My love of the whole ‘postal experience’ began in third grade. My third grade teacher, Mrs Wright, was a most awesome educator. I wrote about her in detail in this story (read me). Mrs. Wright took a vacation tour of South America when she was my teacher and took the time to mail each of us kids a postcard from various countries. Each of us received one. It was so special to me that I kept it. Mine came from Peru, 1966.
Along this same timing when I began learning how to write and to address letters, I began corresponding with my Grandma Wyatt. Part of the reason likely is because she promised to give me a dollar with every ‘A’ I got on my report card. Likely this was a way for her to guarantee that she’d get 2-3 letters a year from me. Those dollars were pretty important to me. My grandma was very special to me as a child so writing letters was a way to stay close to her. Likely they all sounded alike – ‘how are you, I am fine. Yesterday I got runned over by a bus’ that sort of thing, (yes I did), but I do have a memory of her letters sometimes having real content, things that were going on which she thought I would understand (like possibly that Granddad fell asleep in the truck again).

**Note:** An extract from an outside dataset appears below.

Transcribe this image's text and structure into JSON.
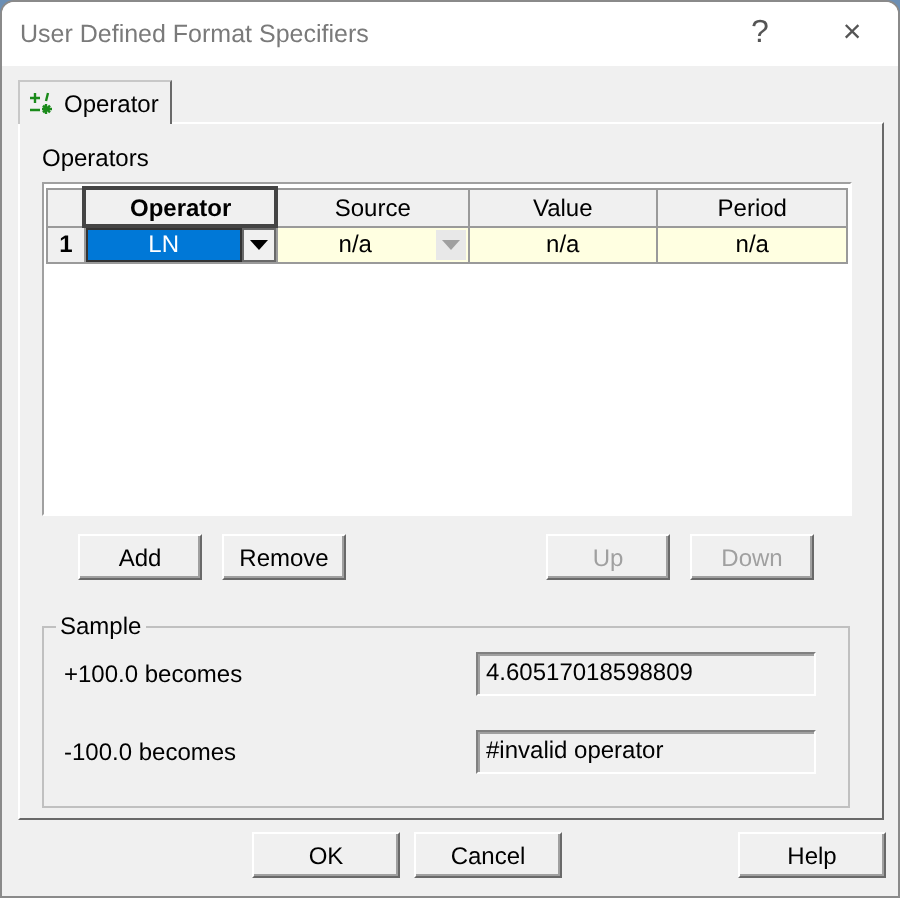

I used to have every single letter she wrote me but at some point in my life, (perhaps when I left the house when I got married), I lost them. As far as I know, the picture below is the only letter of hers that I have left. I got to see my grandma maybe 2 or 3 times per year. When I received a letter in the mail, I felt special. She had responded to the one I had sent her not long ago – what news would she have and would it also contain a dollar?
I have saved a couple of letters over the years. This next picture is a note I received from my sister Toni before we became siblings – I saved it because I thought it was cute.
Here’s a recent letter from my kindergarten teacher, Mrs Prentice. She is still alive and doing well, still volunteers her time at a local hospital with my wife’s mom Gerri who is also a volunteer. I sent her a picture of me through Gerri from the time I was in her class as a 5 year old in 1963 and she returned this letter. I had forgotten she was Hawaiian but her signature ‘Aloha’ brought back that memory.
The greatest aspect of hanging onto old letters is their ability to bring back fond memories. The letter below reminded me of Granddad’s love for teasing my younger brother Steve about girls. Steve was a pretty little boy with curly hair and dimples. When we were young, my granddad would ask us – what do you want to be when you grow up? Once Steve replied, “working in a body shop”. Steve loved to take things apart and then put them back together. Granddad took that response though as an opportunity to tease. Steve had to be only 10 years old and Granddad raised his eyebrows and said, “oh Steve, you’re too pretty to do that, why would you want to work in a massage parlor?” And of course at this point, we all erupted in laughter and began egging on the teasing from Dad and Granddad. Steve had no problems ever with teasing – he always rolled well with the punches, and a great memory was made about the time Granddad thought Steve wanted to work in a massage parlor (at the age of 10, no less).
Today I try to send a postcard to each of my boys once every 1-2 weeks. It’s just my way of sending an extra little message of love; a way of letting them know that I care enough to physically find postcards and then write them a short message. Ok, so I once got hold of a stack of post cards from a bank and annoyed the heck out of my boys with them one year…but it was done out of love – cut me some slack. The postcard is also a symbol for me. Writing out a postcard today never fails to take me back to 1966 when I received my very first one. I am linking my childhood past to the young adult phase of my boys. If successful, I will leave behind a brief message of my love for them and possibly a fond memory. Because it is only love and memories which we are allowed to take with us in the end, what better gift could I possibly provide?
Click on the blue frog link here to read the Mail posts this week
- Postcards and Handwritten Letters (thosesmallmoments.wordpress.com)